The Mediterranean sea bass is another stunning predator to chase on the fly here. Italy on the Fly has a unique location with exclusive fishing rights on a huge shallow lagoon (basically a big flat) in southern Tuscany, where anglers can experience savage topwater attacks by these powerful predators. We are also running what we love to call “The Roman Slam,” featuring a different fishing experience in the area (from 20 feet from the city centre to maximum two hours by car) each day. Start on a fully equipped bass boat at the mouth of the Tiber in Rome, where you can fish for mullet, seabass, and bluefish (when they are in). Then try for pike and asp on volcanic and mountain lakes, native brown trout in the countryside and much more. Each location is surrounded by archeological sites, ancient Roman ruins, and incredible historic and artistic places.
3. What is the Italian fly-fishing culture like? Is it different from American fly fishing?
As you may already know, the first description of an artificial fly was by the Roman historian Claudius Aelianus around 200 AD, describing a fly pattern used by Macedonian fishermen. It is also known that, during the first invasion of Britannia in the 43 AD, Romans fished for salmon on the Thames and Tyne with a “bait” called “Plumme,” which in Latin means “feather.”
All over Italy, there are local, traditional fly-fishing methods–such as “Valsesiana” (from Valsesia, a remote high mountain valley in Piedmont Region of northwestern Italy) and “Scuriazzo” (from the Abruzzo, Molise and Campania Region in central-southern Italy). Both methods used furled horse-hair line, gut tippet and a simple fly, similar to the traditional North Country Spiders. Both methods are very similar to the traditional Japanese Tenkara.
American and Italian cultures did cross and blend a lot, especially after the WWII. Also thanks to movies, TV series, Italo-American communities, and so on, our modern culture is very similar and so it is the “modern” Fly Fishing. Just to give you an example, I do not know a single Italian fly angler who did not watch “A River Runs Through It.”
4. What are some other experiences visitors to your region can enjoy?
This is Italy! Every single fishing destination includes breath-taking scenery, history, and traditions.
Delicious local food, premium and world renowned local wines, castles, museums, ancient villages, archeological sites, nature (mountain, countryside, sea), art, shopping, fashion–you name it!
Every fishing experience includes all of the above. Italy represents one of the best place in the world to fly fish, and it is also the best place to enjoy with a non-fishing partner.
5. What are your top 5 fly patterns for fishing in your region?

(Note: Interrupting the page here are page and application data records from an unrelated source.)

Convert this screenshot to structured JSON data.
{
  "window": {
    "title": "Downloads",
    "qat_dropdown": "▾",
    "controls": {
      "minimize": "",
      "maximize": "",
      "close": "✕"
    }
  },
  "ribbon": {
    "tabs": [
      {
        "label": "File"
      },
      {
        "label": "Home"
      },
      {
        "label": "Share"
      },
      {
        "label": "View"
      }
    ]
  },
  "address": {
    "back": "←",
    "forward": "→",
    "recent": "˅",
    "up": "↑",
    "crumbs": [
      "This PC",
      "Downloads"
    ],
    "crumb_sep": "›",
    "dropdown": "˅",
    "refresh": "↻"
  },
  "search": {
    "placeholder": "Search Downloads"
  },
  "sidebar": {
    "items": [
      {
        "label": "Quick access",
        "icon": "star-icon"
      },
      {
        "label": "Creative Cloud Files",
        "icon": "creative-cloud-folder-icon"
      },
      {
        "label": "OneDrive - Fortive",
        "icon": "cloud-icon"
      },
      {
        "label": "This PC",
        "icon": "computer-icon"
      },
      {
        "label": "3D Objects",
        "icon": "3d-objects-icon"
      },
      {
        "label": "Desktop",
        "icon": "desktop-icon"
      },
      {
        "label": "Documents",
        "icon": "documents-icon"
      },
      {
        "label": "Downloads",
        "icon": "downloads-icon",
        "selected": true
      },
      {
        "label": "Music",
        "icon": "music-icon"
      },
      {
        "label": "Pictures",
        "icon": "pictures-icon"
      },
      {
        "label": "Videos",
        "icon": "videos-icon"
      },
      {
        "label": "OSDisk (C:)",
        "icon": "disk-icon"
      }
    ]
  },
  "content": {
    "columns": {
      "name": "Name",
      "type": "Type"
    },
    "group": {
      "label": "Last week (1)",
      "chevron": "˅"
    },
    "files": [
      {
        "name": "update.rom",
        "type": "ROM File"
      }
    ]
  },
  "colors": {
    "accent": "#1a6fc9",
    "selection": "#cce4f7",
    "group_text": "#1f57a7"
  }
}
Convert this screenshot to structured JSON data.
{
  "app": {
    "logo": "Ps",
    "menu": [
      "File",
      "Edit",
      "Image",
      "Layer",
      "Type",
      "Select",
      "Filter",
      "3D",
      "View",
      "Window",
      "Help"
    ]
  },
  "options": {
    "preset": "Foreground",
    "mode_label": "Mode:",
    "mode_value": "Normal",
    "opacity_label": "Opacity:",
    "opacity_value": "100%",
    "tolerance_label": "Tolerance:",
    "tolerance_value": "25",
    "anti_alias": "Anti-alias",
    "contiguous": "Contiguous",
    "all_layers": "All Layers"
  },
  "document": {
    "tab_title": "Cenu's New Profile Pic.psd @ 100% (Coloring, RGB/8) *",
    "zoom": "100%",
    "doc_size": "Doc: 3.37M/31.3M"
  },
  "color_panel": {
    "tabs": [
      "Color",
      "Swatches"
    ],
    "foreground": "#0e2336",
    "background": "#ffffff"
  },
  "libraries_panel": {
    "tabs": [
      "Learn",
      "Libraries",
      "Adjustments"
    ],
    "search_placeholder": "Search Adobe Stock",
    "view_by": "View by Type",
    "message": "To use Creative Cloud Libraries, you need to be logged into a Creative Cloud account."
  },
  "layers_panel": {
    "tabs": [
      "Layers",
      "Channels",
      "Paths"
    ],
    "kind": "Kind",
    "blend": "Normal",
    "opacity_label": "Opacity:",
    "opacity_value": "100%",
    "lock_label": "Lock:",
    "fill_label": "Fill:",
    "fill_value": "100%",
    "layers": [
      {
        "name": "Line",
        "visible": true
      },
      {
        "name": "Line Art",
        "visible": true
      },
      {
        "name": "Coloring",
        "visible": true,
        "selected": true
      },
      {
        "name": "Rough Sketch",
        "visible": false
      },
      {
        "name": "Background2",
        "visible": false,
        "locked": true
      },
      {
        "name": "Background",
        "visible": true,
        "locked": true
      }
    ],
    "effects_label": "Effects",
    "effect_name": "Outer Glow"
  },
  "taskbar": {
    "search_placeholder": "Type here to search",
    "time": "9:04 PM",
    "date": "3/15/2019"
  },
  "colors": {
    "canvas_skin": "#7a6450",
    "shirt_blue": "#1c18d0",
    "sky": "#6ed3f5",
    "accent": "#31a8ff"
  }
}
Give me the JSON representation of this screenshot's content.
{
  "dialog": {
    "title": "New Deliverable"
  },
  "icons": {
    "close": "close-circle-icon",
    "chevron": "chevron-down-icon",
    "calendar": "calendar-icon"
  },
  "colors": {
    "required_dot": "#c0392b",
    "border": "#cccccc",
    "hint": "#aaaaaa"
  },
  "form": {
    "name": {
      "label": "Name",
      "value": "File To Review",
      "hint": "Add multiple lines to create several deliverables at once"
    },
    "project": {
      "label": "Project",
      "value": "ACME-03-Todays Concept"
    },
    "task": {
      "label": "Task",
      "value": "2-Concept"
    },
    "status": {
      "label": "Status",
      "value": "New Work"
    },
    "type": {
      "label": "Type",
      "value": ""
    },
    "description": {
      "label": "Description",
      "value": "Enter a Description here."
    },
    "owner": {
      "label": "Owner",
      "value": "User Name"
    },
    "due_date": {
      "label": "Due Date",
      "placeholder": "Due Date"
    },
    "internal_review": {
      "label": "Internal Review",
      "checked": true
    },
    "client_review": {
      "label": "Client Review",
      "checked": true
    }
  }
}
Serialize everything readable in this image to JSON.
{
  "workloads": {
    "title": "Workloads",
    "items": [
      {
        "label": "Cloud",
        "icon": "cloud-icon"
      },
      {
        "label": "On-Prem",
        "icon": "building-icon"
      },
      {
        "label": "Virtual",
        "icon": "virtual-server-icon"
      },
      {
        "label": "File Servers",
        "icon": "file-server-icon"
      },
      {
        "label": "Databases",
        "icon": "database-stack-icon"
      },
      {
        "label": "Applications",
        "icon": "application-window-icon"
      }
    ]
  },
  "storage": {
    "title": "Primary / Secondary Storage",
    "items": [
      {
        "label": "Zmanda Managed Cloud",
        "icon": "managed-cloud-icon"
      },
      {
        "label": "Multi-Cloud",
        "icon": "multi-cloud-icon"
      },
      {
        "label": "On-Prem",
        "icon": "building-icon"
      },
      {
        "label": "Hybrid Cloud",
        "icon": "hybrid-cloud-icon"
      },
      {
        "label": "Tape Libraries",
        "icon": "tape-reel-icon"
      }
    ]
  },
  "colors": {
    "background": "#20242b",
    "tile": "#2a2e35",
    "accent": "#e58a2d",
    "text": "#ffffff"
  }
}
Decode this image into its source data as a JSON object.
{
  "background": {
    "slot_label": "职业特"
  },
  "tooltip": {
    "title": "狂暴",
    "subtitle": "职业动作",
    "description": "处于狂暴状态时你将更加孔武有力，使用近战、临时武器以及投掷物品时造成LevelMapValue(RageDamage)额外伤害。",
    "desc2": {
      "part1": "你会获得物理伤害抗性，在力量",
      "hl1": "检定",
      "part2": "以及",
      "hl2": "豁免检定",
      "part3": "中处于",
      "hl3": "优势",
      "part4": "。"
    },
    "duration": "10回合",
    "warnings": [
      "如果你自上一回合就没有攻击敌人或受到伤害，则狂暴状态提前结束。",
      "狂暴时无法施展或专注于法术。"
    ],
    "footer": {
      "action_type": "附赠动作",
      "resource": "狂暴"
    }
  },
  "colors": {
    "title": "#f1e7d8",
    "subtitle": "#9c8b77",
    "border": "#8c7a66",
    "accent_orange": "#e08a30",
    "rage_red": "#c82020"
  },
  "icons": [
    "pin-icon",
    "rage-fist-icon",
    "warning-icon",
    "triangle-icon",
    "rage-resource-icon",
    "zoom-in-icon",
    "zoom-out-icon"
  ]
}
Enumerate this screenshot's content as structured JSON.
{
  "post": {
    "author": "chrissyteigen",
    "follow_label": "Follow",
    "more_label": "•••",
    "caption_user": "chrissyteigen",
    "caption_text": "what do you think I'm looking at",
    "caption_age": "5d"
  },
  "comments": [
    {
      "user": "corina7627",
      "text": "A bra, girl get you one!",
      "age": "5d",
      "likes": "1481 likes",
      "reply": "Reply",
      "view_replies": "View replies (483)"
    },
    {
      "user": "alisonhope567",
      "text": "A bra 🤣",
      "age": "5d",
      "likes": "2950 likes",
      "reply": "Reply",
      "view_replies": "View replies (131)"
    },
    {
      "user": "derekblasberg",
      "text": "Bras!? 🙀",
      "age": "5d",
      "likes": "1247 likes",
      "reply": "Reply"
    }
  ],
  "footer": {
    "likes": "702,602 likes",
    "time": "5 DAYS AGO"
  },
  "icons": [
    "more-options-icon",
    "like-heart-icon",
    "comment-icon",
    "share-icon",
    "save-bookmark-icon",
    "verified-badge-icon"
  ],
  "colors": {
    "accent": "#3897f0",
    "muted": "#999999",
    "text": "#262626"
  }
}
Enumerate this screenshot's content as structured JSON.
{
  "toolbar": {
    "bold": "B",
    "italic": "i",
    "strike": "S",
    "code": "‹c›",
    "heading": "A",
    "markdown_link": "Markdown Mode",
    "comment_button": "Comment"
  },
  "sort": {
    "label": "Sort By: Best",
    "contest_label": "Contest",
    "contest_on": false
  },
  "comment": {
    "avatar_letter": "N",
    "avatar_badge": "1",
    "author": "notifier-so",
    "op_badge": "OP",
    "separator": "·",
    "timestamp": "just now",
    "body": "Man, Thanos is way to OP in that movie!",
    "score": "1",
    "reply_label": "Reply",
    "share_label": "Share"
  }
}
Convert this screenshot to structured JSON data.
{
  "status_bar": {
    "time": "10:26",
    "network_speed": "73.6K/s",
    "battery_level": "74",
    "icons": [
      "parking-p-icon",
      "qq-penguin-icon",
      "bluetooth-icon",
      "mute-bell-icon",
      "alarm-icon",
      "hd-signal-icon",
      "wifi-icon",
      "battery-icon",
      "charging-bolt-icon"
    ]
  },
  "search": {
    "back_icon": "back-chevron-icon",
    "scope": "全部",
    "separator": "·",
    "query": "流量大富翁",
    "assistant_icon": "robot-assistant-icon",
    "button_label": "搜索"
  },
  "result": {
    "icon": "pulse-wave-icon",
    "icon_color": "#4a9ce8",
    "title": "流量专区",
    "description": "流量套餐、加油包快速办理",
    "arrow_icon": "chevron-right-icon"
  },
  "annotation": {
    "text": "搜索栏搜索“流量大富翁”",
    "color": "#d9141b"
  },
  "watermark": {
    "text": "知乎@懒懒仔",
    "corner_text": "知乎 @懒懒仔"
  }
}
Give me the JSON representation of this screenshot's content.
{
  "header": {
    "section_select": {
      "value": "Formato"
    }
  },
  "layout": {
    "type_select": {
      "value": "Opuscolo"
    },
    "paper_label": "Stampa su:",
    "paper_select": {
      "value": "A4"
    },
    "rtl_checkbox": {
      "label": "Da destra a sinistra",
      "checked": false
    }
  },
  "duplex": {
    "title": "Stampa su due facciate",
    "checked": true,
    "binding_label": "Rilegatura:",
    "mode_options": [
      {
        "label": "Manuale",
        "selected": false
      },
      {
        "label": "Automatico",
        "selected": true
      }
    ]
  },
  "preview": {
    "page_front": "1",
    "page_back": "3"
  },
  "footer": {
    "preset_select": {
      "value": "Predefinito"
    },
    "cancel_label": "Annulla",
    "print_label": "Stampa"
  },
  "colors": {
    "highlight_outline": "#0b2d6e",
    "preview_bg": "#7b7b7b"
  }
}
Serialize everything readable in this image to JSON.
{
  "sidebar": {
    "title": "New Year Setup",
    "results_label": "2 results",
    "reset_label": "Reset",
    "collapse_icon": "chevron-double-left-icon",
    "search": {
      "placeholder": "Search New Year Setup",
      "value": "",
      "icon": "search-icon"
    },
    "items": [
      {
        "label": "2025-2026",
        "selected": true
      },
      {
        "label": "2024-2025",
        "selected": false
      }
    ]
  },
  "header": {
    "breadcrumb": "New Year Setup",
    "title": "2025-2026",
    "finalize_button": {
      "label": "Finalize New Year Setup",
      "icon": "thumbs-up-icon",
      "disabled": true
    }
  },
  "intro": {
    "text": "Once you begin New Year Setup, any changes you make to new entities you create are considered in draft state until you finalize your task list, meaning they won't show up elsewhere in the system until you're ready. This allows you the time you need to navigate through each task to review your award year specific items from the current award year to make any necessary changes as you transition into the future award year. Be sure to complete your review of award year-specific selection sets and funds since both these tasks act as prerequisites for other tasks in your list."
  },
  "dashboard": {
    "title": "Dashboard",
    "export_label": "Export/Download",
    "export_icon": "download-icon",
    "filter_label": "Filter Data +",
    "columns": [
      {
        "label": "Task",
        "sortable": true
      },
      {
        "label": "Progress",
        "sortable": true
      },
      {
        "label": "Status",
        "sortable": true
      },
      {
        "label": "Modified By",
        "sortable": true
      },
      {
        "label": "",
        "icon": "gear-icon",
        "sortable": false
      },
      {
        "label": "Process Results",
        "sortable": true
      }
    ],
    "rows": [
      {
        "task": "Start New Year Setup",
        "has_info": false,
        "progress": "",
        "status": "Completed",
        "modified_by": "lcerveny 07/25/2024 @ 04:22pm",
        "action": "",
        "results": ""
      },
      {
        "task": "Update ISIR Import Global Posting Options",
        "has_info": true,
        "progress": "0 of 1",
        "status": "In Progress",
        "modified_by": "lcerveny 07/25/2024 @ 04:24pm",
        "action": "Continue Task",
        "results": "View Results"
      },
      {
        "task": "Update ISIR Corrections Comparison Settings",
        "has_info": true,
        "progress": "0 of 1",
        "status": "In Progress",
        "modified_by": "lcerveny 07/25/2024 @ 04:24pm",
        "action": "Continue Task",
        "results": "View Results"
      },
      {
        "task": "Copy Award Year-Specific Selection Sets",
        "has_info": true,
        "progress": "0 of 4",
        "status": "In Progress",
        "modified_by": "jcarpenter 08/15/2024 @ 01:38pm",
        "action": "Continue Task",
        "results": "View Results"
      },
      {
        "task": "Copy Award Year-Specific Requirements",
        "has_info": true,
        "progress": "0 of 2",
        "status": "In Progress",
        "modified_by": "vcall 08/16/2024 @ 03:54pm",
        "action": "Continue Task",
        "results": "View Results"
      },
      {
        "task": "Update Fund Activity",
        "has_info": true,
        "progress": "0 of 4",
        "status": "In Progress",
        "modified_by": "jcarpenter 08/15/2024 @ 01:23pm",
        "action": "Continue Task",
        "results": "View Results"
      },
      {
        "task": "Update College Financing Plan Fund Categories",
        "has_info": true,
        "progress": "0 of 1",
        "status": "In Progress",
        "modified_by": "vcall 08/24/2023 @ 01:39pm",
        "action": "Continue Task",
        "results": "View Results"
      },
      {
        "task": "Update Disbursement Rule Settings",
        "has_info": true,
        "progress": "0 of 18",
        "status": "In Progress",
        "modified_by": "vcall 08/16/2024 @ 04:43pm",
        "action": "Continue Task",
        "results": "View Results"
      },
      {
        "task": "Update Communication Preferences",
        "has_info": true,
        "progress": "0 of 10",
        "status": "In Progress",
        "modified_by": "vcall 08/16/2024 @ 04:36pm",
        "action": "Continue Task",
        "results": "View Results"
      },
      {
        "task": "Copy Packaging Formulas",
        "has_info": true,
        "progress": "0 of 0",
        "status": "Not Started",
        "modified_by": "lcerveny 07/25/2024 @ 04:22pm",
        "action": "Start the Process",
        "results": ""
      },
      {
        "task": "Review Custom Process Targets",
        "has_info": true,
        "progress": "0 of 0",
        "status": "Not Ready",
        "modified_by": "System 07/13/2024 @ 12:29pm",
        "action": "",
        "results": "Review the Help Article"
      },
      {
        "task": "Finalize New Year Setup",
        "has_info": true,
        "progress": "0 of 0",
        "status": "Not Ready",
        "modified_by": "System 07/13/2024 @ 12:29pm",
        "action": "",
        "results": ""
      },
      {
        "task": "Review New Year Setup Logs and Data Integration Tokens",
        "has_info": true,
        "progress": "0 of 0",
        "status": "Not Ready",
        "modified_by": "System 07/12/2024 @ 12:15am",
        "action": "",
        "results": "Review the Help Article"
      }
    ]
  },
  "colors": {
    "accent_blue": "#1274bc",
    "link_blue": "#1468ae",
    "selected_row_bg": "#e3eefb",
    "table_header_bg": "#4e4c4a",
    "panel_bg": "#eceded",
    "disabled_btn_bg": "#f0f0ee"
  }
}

Very tough question! But if I had to narrow the choice of my flies down to an “all inclusive” magnificent 5, I’d say:
- Elk-Hair Caddis: That’s a classic. Even when trout are not rising, we call it “pesca in caccia” (literally hunting-fishing), which means to blind-fish by reading the water. In many situations fish will be looking up, so if you cast in the right spot, with the right presentation, with the right drift . . . fish on!
- Comparadun: When trout are rising, a “minimal” Comparadun pattern can be the winning choice for very selective fish.
- Pheasant Tail Nymph: another absolute classic, with thousands of variations. It can be use in high-sticking, French-nymphing, Czech nymphing on the dropper, as a dropper of a dry, and so on.
- Clouser Minnow: One of the best all-rounder streamer. Just varying the size, you can chase big marbles (and trout in general), sea bass, and believe it or not, mullet and many other predators.
- Popper (Classic, Cigarette or Crease): When I fish topwater, especially for sea bass (and for predators in general), it is one of the flies able to make my heart stop and then rumble. Few things are like a big fish cutting through the surface and smash your fly in a noisy splash!